Holiday cheer gave way to Scrooge-like griping during two contentious sessions Wednesday and early Thursday morning in which Republicans overrode Gov. Bev Perdue’s veto of a bill that eliminates an automatic dues check-off option for members of the state teacher’s association.
The veto override prompted accusations of unconstitutionality from the Perdue administration, while GOP leaders said their actions meshed with the law.
The legislature convened Wednesday afternoon to take an override veto on a different measure — Senate Bill 9, No Discriminatory Purpose in Death Penalty. The legislation gutted the Racial Justice Act, a law passed in 2009 and supported by Democrats and Perdue, that effectively had created a moratorium on the death penalty in North Carolina.
Republicans couldn’t muster enough votes in the House to override the veto, so instead they convened a midnight-hour session Thursday morning to override Perdue’s veto of Senate Bill 727, No Dues Checkoff for School Employees.
Right now, dues to the N.C. Association of Educators may be deducted from teachers’ paychecks automatically by local school systems. SB727 would eliminate that option and make teachers pay their dues directly.
In response to the veto override, Perdue blistered GOP legislative leaders in a statement, claiming that the second session ran afoul of the state constitution.
“Republicans in the General Assembly didn’t have the votes to get what they wanted legally,” Perdue said. “So, in the dark of the night, they engaged in an unprecedented, unconstitutional power grab. I am saddened for the people of North Carolina that the Republicans abused their power and chose this destructive path.”
The NCAE already has threatened legal action.
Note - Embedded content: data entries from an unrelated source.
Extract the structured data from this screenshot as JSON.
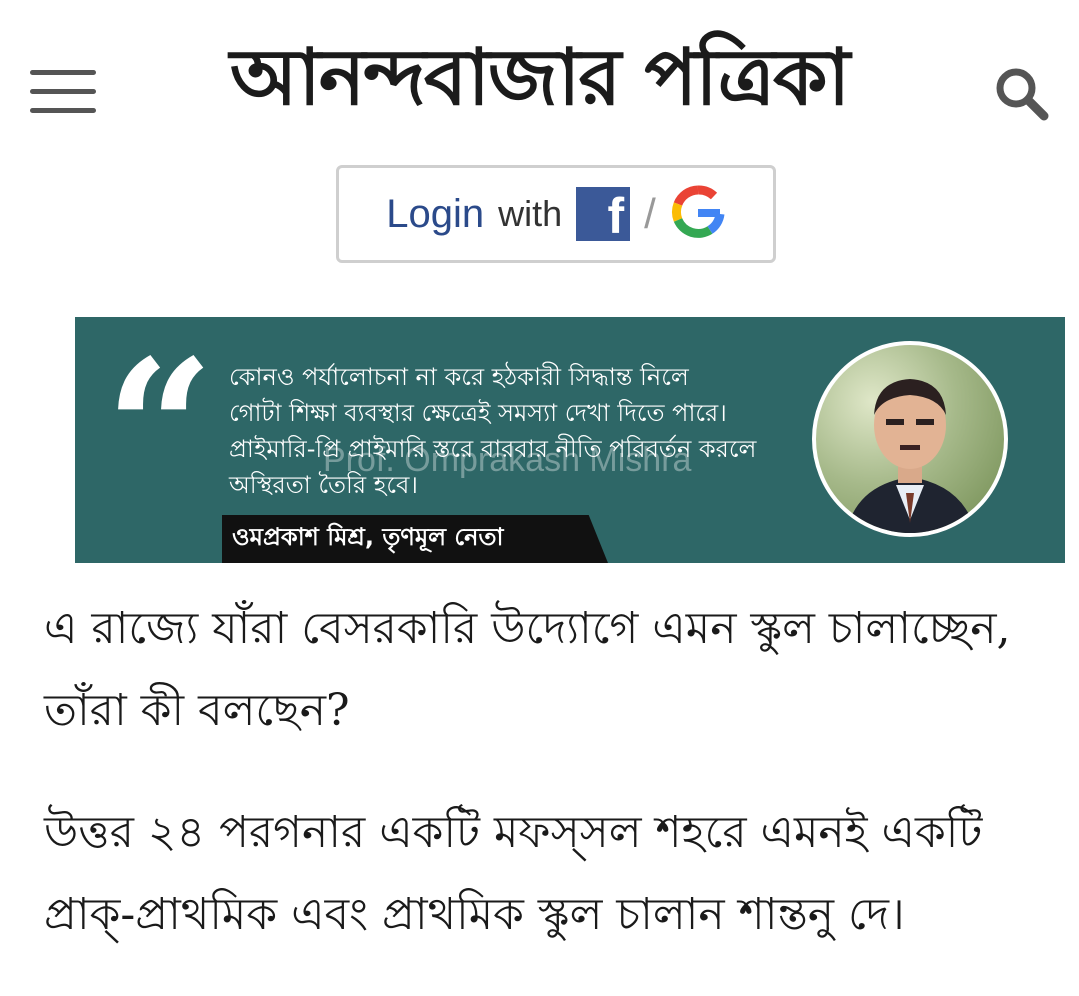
{
  "header": {
    "masthead": "আনন্দবাজার পত্রিকা",
    "menu_icon": "hamburger-menu-icon",
    "search_icon": "search-icon"
  },
  "login": {
    "login_label": "Login",
    "with_label": "with",
    "fb_letter": "f",
    "separator": "/",
    "facebook_icon": "facebook-icon",
    "google_icon": "google-icon"
  },
  "quote_banner": {
    "quote_mark": "“",
    "lines": [
      "কোনও পর্যালোচনা না করে হঠকারী সিদ্ধান্ত নিলে",
      "গোটা শিক্ষা ব্যবস্থার ক্ষেত্রেই সমস্যা দেখা দিতে পারে।",
      "প্রাইমারি-প্রি প্রাইমারি স্তরে বারবার নীতি পরিবর্তন করলে",
      "অস্থিরতা তৈরি হবে।"
    ],
    "watermark": "Prof. Omprakash Mishra",
    "attribution": "ওমপ্রকাশ মিশ্র, তৃণমূল নেতা",
    "bg_color": "#2e6767"
  },
  "article": {
    "paragraphs": [
      "এ রাজ্যে যাঁরা বেসরকারি উদ্যোগে এমন স্কুল চালাচ্ছেন, তাঁরা কী বলছেন?",
      "উত্তর ২৪ পরগনার একটি মফস্‌সল শহরে এমনই একটি প্রাক্‌-প্রাথমিক এবং প্রাথমিক স্কুল চালান শান্তনু দে।"
    ]
  }
}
Jeanette Doran, executive director and chief legal counsel for the N.C. Institute for Constitutional Law, disputed Perdue’s reasoning.
“The governor’s theory is, I think, wishful thinking,” she said. “Really, there isn’t anything that would prohibit the General Assembly from reconvening on their own accord pursuant to different constitutional provisions. They have the session called by the governor to reconsider the Racial Justice Act veto, but that doesn’t mean that they can’t reconvene the next day for something else.”
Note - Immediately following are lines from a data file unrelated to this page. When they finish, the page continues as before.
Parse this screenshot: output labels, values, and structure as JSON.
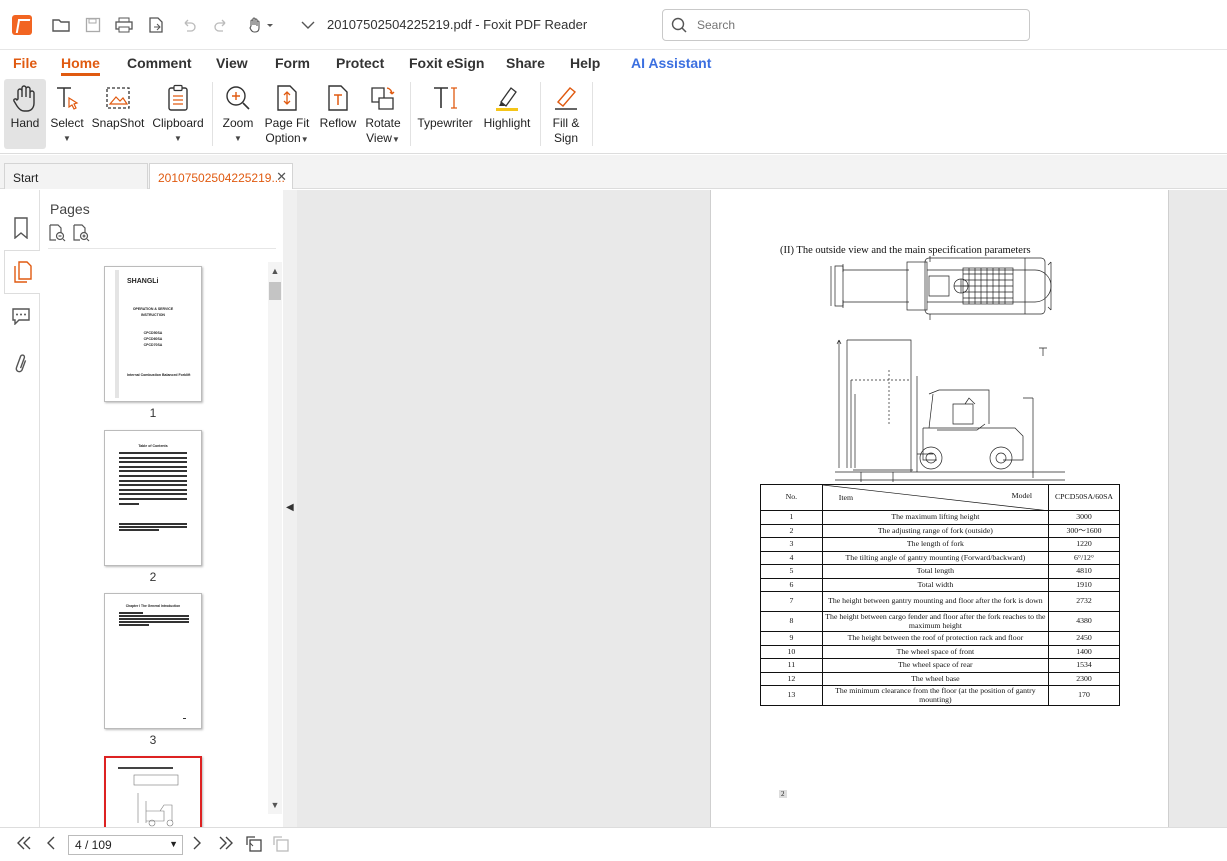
{
  "window": {
    "title": "20107502504225219.pdf - Foxit PDF Reader"
  },
  "search": {
    "placeholder": "Search"
  },
  "menu": {
    "file": "File",
    "home": "Home",
    "comment": "Comment",
    "view": "View",
    "form": "Form",
    "protect": "Protect",
    "esign": "Foxit eSign",
    "share": "Share",
    "help": "Help",
    "ai": "AI Assistant"
  },
  "ribbon": {
    "hand": "Hand",
    "select": "Select",
    "snapshot": "SnapShot",
    "clipboard": "Clipboard",
    "zoom": "Zoom",
    "pagefit_1": "Page Fit",
    "pagefit_2": "Option",
    "reflow": "Reflow",
    "rotate_1": "Rotate",
    "rotate_2": "View",
    "typewriter": "Typewriter",
    "highlight": "Highlight",
    "fillsign_1": "Fill &",
    "fillsign_2": "Sign"
  },
  "tabs": {
    "start": "Start",
    "document": "20107502504225219...."
  },
  "sidebar": {
    "pages_title": "Pages",
    "thumbnails": [
      "1",
      "2",
      "3"
    ],
    "thumb1": {
      "brand": "SHANGLi",
      "line1": "OPERATION & SERVICE",
      "line2": "INSTRUCTION",
      "line3": "CPCD50SA",
      "line4": "CPCD60SA",
      "line5": "CPCD70SA",
      "footer": "Internal Combustion Balanced Forklift"
    },
    "thumb2": {
      "heading": "Table of Contents"
    },
    "thumb3": {
      "heading": "Chapter I  The General Introduction"
    }
  },
  "document": {
    "heading": "(II) The outside view and the main specification parameters",
    "table": {
      "col_no": "No.",
      "col_item": "Item",
      "col_model": "Model",
      "col_value": "CPCD50SA/60SA",
      "rows": [
        {
          "no": "1",
          "item": "The maximum lifting height",
          "value": "3000"
        },
        {
          "no": "2",
          "item": "The adjusting range of fork (outside)",
          "value": "300～1600"
        },
        {
          "no": "3",
          "item": "The length of fork",
          "value": "1220"
        },
        {
          "no": "4",
          "item": "The tilting angle of gantry mounting (Forward/backward)",
          "value": "6°/12°"
        },
        {
          "no": "5",
          "item": "Total length",
          "value": "4810"
        },
        {
          "no": "6",
          "item": "Total width",
          "value": "1910"
        },
        {
          "no": "7",
          "item": "The height between gantry mounting and floor after the fork is down",
          "value": "2732"
        },
        {
          "no": "8",
          "item": "The height between cargo fender and floor after the fork reaches to the maximum height",
          "value": "4380"
        },
        {
          "no": "9",
          "item": "The height between the roof of protection rack and floor",
          "value": "2450"
        },
        {
          "no": "10",
          "item": "The wheel space of front",
          "value": "1400"
        },
        {
          "no": "11",
          "item": "The wheel space of rear",
          "value": "1534"
        },
        {
          "no": "12",
          "item": "The wheel base",
          "value": "2300"
        },
        {
          "no": "13",
          "item": "The minimum clearance from the floor (at the position of gantry mounting)",
          "value": "170"
        }
      ]
    },
    "page_number": "2"
  },
  "status": {
    "page_value": "4 / 109"
  },
  "colors": {
    "accent": "#e05a10",
    "ai": "#3b6fe0",
    "current_thumb": "#dd2222"
  }
}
If a governor vetoes a bill while the General Assembly isn’t in session — as she did with SB9 — the state constitution requires her to call a special session to give lawmakers a chance to override the action. The constitution also specifies that legislators “may only consider such bills as were returned by the Governor to that reconvened session for reconsideration.”
To get around that provision, Republicans adjourned the special session late Wednesday night. They then convened a second session early Thursday morning to take up the override of SB727.
Here’s the chronology of events:
• The House and Senate convened at 2 p.m. Wednesday.
• The Senate voted 30-19 to override the veto of SB9 at 4:27 p.m. The House didn’t have enough votes to override the veto, and thus referred the bill to a Judiciary Committee where a special working group will examine it.
• The House and Senate passed adjournment resolutions allowing both chambers to consider other legislation vetoed by Perdue. Both chambers then convened a second session shortly after midnight.
• By a 69-45 vote, the House overrode Perdue’s veto of the dues check-off bill at 1:12 a.m. The absence of some Democrats allowed that margin to meet the requisite three-fifths majority necessary for veto overrides. The Senate had already overridden the veto, 30-18, in July.
• Two Democrats — Reps. William Brisson of Bladen County and James Crawford of Granville County — joined all 67 Republicans present in voting for the override.
Perdue has vetoed 16 bills passed by the General Assembly. The override vote this morning means that Republicans, and a few Democrats, have successfully overridden seven of those vetoes.
Andrew Taylor, a professor of political science at N.C. State University, said the constitutional issues boil down to a game of “he said, she said.” Democrats are on firmer ground when they argue that the last-minute session was “bad form,” he said.
“This is the kind of thing you expect in a majoritarian, heavily centralized institution at a time when the parties are extremely polarized. It will continue to happen,” Taylor said.
At the same time, he said that Democrats’ argument amounts to the “pot calling the kettle black” because past Democratic majorities employed the same hijinks.
“We’ve had many, many years of Democratic majorities in the House — very large ones, very stable ones — and they could afford to play fast and loose with the rules and not really care about the minority,” Taylor said. “Republicans whined about that. And now you have former whining Republicans becoming authoritarian, and former authoritarian Democrats becoming whiners.”
David N. Bass is an associate editor of Carolina Journal.